The Pre/Early Modern Forum: Victoria Addona (McGill)
The Pre/Early Modern Forum is delighted to announce the upcoming talk by Victoria Addona, a postdoctoral fellow at McGill University. The event will take place on Zoom (https://yale.zoom.us/j/8472619307) on April 18th at 5:30pm EST.
Victoria Addona’s talk is titled “Late Sixteenth-Century Florentine Architecture and the ‘Almost Impossible,’” an abstract of which is included below:
Early modern Florentine architects and engineers often described the impact of natural phenomena on civic infrastructure as “almost impossible” to comprehend. From floods and earthquakes to strikes of lighting, the terrible and fugitive forces of nature seemed to evade perception, representation, and reasoning. Curiously, court chroniclers employed the same phrase— “almost impossible”—to describe the simulation of natural phenomena in early modern theatrical productions. This talk explores the rhetorical conceit of the “almost impossible” to consider the ways that late sixteenth-century Florentine architects translated the dynamics of natural phenomena from the built environment to the stage. By tracing their management of the natural world across building practices, I emphasize the key role they played in reshaping a cultural imaginary of nature as a domain to be conquered by human intervention.

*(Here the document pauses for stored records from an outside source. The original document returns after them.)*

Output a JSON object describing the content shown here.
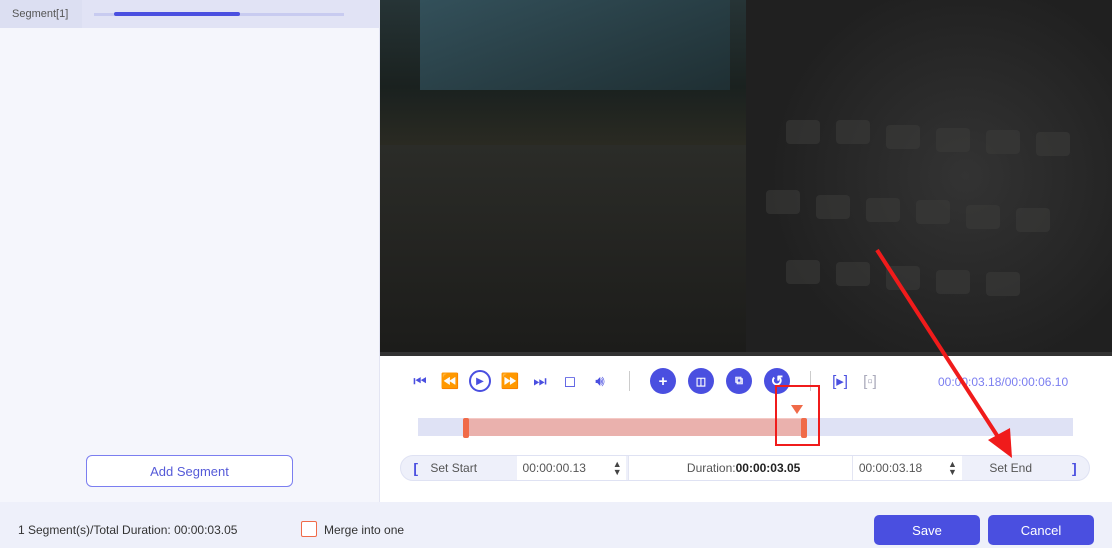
{
  "left_panel": {
    "segment_label": "Segment[1]",
    "segment_progress": 0.5,
    "add_segment": "Add Segment"
  },
  "controls": {
    "icons": [
      "skip-start-icon",
      "step-back-icon",
      "play-icon",
      "step-forward-icon",
      "skip-end-icon",
      "stop-icon",
      "volume-icon"
    ],
    "actions": [
      "add-icon",
      "split-icon",
      "copy-icon",
      "reset-icon"
    ],
    "preview_icons": [
      "preview-play-icon",
      "preview-stop-icon"
    ],
    "current_time": "00:00:03.18",
    "total_time": "00:00:06.10"
  },
  "timeline": {
    "start_fraction": 0.021,
    "end_fraction": 0.521,
    "playhead_fraction": 0.521
  },
  "trim": {
    "open_bracket": "[",
    "set_start": "Set Start",
    "start_time": "00:00:00.13",
    "duration_label": "Duration:",
    "duration": "00:00:03.05",
    "end_time": "00:00:03.18",
    "set_end": "Set End",
    "close_bracket": "]"
  },
  "footer": {
    "summary": "1 Segment(s)/Total Duration: 00:00:03.05",
    "merge_label": "Merge into one",
    "merge_checked": false,
    "save": "Save",
    "cancel": "Cancel"
  },
  "colors": {
    "accent": "#4a4fe0",
    "handle": "#f06a48",
    "annotation": "#f01b1b"
  }
}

Victoria Addona is a postdoctoral fellow in McGill University’s Department of Art History and Communication Studies, where she is completing a book tentatively titled Bernardo Buontalenti and the Art of the Impossible. A specialist of early modern Italian art and architecture, she received her PhD from Harvard University and held fellowships at Villa I Tatti, the Medici Archive Project, and Sir John Soane’s Museum. Forthcoming articles in I Tatti Studies, The Journal of Architecture, and Nuncius explore her interests in early modern architecture and nature, focusing on issues of architectural mobility, as well as practical and theoretical approaches to architectural preservation.